“I was sent out to Aden, which is now Yemen, with the British Army in 1967. They were getting independence, but the terrorists were still very active so we were there to fight them and help protect the city. There were 10,000 British troops there, in this small city, including the Royal Navy and everything. And one day I was on patrol when I came across a British man seriously injured by a grenade. All his back and the side of his face were bleeding. He was walking in the city alone so I immediately took the land rover, picked him up and drove him to the closest army hospital. I left him, and even though I got back very quickly, I was in a big trouble because I left my patrol. I was supposed to call an ambulance, but this guy was bleeding so much there was no time to waste. I often wonder if he made it. There was so much going on there at that time I could never find it out.

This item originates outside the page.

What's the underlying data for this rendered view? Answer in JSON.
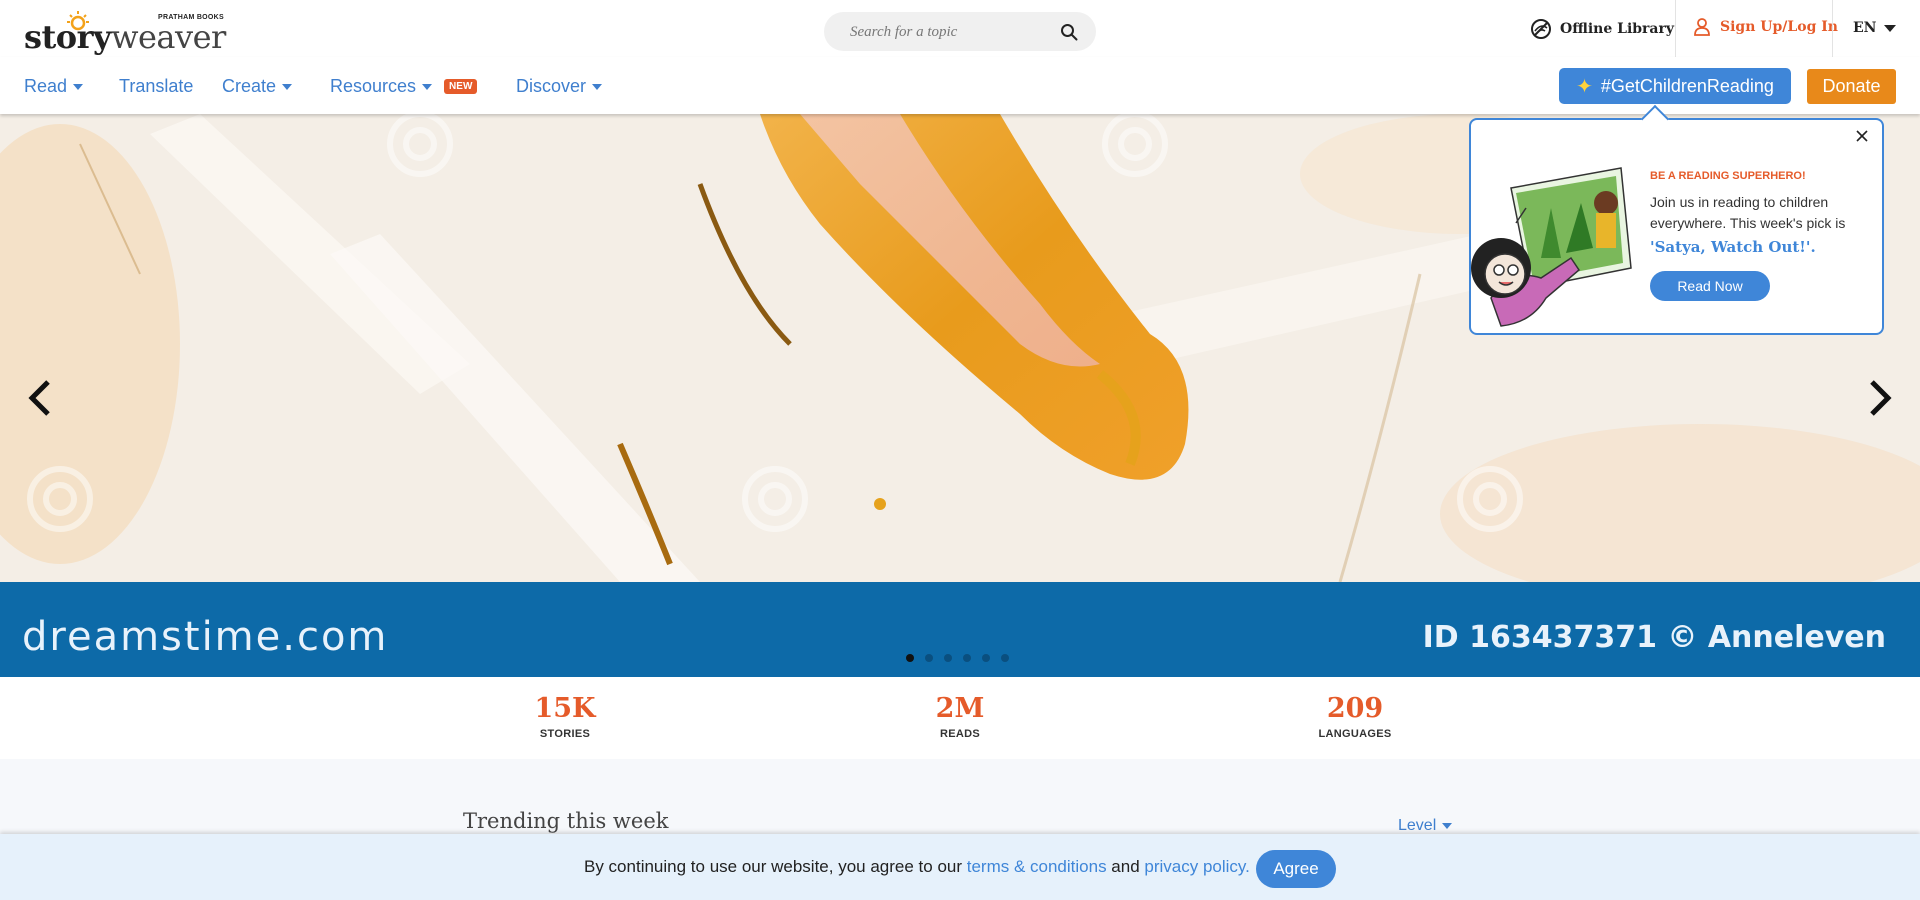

“There are four of us doing this job. One of them is a friend, so he asked me if I wanted to work here. I only do two days a week, and it’s enough to keep me afloat so I can save my army pension for my kids and grandchildren. I do some charity work part time as well. I wasn’t made to be sitting around at home, you know?”